Typical of the castle-type fortresses which guarded important early settlements, but which lost their effectiveness with the improvement of explosive shells and the development of rifle pieces, Castle Pinckney is believed to be possibly the only horseshoe fort left in America which can be restored. The fort is a Charleston Harbor landmark and is historically interesting because it existed for such a long period of time, reflecting a number of colorful and significant events from the Colonial through the Confederate periods.
The crescent-shaped, castle-type bastion on Shute’s Folly, a mile offshore East Battery, Castle Pinckney was constructed 1808-1811 as an inner-harbor, secondary defense fortress. The island’s name reflects a later owner, Joseph Shute, and preserves the Colonial custom of describing a Carolina sea island as a “folly.” The fort was named for Charles Cotesworth Pinckney, a Charlestonian and President Washington’s Ambassador to France, famous for his stand against the United States payment of any tribute. Castle Pinckney was the first ground seized by the Confederate military, accomplished on December 17, 1860, an act some historians claim as the first overt act of war.
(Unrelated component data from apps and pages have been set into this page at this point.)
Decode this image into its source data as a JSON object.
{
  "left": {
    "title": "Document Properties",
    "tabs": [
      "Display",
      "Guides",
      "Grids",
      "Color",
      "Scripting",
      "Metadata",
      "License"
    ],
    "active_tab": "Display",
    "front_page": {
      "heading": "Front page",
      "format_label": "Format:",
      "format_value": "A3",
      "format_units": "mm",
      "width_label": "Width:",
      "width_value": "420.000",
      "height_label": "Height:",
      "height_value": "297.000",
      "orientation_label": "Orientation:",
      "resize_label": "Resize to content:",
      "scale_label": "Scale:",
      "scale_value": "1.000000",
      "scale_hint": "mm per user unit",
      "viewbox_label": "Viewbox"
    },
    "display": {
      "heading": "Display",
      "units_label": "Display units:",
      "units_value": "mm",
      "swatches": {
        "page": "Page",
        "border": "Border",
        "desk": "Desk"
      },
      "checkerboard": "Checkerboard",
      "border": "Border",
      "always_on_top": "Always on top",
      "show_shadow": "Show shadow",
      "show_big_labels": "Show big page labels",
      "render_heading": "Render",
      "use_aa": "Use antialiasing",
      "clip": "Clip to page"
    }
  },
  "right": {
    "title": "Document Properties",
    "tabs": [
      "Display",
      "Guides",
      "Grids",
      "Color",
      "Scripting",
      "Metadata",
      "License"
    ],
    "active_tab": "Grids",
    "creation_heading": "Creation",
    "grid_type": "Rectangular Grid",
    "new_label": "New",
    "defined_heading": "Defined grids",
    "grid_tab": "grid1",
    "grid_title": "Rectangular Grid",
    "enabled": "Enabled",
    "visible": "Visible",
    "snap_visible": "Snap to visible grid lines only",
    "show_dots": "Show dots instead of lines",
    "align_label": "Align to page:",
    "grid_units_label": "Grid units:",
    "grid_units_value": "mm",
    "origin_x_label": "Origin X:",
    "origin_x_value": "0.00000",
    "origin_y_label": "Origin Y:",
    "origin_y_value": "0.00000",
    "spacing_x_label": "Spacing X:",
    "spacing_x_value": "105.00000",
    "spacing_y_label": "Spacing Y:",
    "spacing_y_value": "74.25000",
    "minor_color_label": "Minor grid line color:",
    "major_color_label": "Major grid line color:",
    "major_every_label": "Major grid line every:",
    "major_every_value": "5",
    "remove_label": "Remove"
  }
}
Reflections on Castle Pinckney
Pinckney descendant Thomas Pinckney Lowndes, Jr. provides additional details about Castle Pinckney:
The original “fort” of 1797 was a log and sand redoubt and was named Fort Pinckney. The Castle or casement structure of 1810 was the brainstorm of Johnathan Benjamin Williams, first superintendent of West Point. He served as an aid to his grand uncle, Ben Franklin, in France seeking French aid for the revolution. He studied “tiered” or casemented castles in France and believed such would best serve the fledgling country’s coastal defenses.
After Fort Sumter Camp 1269 returned the Castle to the Ports Authority it was then deed back the Camp in 2013 for $10 in genuine Confederate currency. Since then the Camp has cleared off vegetation, erected a flag pole and created a 501(c)(3) organization called The Castle Pinckney Historical Preservation Society. CHPS has teamed up with General Engineering Labs and University College London and conducted a magnetometer survey. They, with the Institute of Archeology in Columbia, SC, will begin a dig in August of this year (2019).
The purpose of CHPS is to restore and preserve Castle Pinckney and establish it as a visitors venue providing an additional footnote to the long and illustrious history of Charleston Harbor. Building of a new pier will be of immediate need to remove the cement slab and dirt fill within the Castle walls.
I wanted to add that those garrisoned at the Castle in December of 1860 included a single officer, an ordinance sergeant, and a number of laborers. The Castle was surrendered to Colonel Pettigrew, 1st SC Regiment. The officer, Meade I think, resigned his US commission; the ordinance sergeant and laborers were taken to Major Anderson Fort Sumter.
Photographer Jim Miller of Mount Pleasant includes this helpful information with his image:
Castle Pinckney is the remains of a small masonry fort constructed by the US government in 1810. It has been used as an artillery fort, a prisoner-of-war camp, a storehouse for munitions as well as several other uses. It was captured from the US Army by the SC Militia on December 27, 1860, one week after South Carolina seceded from the Union. It was named to the National Register of Historic Places in 1970. You currently cannot visit the fort, but that may change at some future date.
The fort has had an uncelebrated past and has had multiple owners. It was a US National Monument, later transferred to the South Carolina Ports Authority and now finally to the current owners, the Sons of Confederate Veterans Camp 1269.
Periodically, the Sons of the Confederate Veterans will change the flag flying over the fort. I’ve seen the Bonnie Blue Flag, the South Carolina Secession Flag, and the French National flag among others. Currently, the Irish Tricolor flag is flying. I believe the Irish flag is flying in honor of the Meagher Guards, one of the three militia units who captured Castle Pinckney in 1860, The Meagher Guards were a company of Charleston Irishmen, which had named itself in honor of Thomas Francis Meagher. They later changed their name to the Irish Volunteers as Meagher became a Union officer.